• [Your goal]:
Looking at the data, count the lines where the word "icon" occurs and answer with only the number.

• [Source data]:
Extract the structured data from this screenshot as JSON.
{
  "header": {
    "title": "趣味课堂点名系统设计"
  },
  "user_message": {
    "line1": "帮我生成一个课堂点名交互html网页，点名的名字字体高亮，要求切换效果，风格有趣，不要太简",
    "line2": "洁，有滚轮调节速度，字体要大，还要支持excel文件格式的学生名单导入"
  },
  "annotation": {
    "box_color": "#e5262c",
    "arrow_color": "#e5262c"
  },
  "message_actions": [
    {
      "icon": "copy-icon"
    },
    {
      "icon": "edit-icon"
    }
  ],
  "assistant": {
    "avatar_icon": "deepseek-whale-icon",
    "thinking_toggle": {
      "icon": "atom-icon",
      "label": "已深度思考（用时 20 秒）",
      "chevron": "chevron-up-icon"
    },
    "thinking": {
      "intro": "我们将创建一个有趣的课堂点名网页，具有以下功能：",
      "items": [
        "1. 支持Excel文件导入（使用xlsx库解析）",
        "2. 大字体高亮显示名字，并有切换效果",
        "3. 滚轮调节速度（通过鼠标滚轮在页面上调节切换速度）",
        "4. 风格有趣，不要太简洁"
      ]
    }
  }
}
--
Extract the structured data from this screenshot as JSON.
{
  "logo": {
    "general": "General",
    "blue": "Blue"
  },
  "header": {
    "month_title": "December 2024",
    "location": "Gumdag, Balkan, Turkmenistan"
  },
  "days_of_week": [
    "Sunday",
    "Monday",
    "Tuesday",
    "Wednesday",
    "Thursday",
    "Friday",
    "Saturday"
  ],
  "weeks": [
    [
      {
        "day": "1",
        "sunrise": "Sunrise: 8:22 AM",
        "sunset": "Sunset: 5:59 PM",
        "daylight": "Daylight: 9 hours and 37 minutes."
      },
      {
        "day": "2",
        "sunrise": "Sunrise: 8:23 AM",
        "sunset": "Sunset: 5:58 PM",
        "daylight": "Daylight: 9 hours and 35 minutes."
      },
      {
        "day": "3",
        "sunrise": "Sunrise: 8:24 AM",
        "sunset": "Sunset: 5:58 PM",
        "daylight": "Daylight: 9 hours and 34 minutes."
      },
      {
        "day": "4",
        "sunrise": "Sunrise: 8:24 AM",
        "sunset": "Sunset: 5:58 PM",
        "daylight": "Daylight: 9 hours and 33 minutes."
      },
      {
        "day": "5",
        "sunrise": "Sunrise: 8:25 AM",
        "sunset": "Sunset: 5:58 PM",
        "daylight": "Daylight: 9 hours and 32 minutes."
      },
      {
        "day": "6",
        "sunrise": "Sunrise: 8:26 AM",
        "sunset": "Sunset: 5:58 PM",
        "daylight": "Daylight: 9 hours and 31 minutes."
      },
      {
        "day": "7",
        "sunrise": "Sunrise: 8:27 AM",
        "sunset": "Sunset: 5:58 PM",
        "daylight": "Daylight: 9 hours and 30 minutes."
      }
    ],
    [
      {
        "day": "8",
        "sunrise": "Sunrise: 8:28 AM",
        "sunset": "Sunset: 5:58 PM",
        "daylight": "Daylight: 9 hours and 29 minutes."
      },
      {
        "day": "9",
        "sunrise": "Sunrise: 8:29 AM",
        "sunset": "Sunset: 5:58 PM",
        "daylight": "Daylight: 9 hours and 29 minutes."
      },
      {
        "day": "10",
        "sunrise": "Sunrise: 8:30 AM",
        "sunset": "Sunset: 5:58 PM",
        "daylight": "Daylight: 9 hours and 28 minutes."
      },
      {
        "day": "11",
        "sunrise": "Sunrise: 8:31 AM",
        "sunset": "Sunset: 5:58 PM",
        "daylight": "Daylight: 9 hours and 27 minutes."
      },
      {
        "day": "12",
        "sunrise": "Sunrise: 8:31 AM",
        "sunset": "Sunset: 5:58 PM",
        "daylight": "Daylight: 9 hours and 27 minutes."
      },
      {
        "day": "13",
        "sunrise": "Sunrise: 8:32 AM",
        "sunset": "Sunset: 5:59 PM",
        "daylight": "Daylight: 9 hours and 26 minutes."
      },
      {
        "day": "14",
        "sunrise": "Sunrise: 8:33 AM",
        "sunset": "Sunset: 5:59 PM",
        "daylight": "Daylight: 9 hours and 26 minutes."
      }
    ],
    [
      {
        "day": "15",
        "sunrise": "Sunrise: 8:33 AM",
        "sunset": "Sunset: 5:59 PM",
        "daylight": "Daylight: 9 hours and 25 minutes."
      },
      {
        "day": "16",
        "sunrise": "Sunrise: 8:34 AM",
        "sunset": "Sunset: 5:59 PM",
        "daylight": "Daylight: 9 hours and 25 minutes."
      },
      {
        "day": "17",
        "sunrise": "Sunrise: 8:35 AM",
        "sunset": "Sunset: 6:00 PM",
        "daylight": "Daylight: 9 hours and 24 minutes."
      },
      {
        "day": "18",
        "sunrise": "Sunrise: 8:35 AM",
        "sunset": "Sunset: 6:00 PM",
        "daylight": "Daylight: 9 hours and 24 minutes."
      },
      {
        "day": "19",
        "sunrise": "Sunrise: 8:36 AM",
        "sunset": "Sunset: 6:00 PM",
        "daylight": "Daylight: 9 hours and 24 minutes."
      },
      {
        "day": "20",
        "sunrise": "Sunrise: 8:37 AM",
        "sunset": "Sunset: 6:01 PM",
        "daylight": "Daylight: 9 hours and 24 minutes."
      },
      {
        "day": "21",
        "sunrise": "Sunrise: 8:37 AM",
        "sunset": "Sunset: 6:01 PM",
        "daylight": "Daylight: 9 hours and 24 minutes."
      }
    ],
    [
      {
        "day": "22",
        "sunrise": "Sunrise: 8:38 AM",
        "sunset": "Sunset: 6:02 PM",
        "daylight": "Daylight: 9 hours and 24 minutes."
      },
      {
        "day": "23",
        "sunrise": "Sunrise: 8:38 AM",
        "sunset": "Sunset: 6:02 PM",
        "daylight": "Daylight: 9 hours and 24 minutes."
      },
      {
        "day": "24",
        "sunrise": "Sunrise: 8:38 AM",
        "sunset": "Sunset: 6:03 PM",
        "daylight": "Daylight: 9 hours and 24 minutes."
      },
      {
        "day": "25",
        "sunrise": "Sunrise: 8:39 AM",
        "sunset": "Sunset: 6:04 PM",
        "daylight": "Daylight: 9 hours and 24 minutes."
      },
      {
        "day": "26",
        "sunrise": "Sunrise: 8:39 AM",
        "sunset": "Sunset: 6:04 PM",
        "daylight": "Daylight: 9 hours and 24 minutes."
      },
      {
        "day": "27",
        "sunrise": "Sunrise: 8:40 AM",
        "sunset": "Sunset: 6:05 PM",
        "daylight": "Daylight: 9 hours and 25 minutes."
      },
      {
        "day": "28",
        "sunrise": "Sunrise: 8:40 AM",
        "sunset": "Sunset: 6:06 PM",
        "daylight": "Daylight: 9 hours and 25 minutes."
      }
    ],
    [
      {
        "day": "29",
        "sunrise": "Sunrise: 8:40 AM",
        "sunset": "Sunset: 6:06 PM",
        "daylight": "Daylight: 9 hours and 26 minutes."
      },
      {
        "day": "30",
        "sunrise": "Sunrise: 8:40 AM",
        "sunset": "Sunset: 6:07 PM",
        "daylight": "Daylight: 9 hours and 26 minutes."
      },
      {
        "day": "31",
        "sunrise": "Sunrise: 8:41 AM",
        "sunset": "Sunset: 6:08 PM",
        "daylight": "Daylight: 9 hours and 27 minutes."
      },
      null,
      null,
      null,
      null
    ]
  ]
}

• [Reply to the exercise]:
5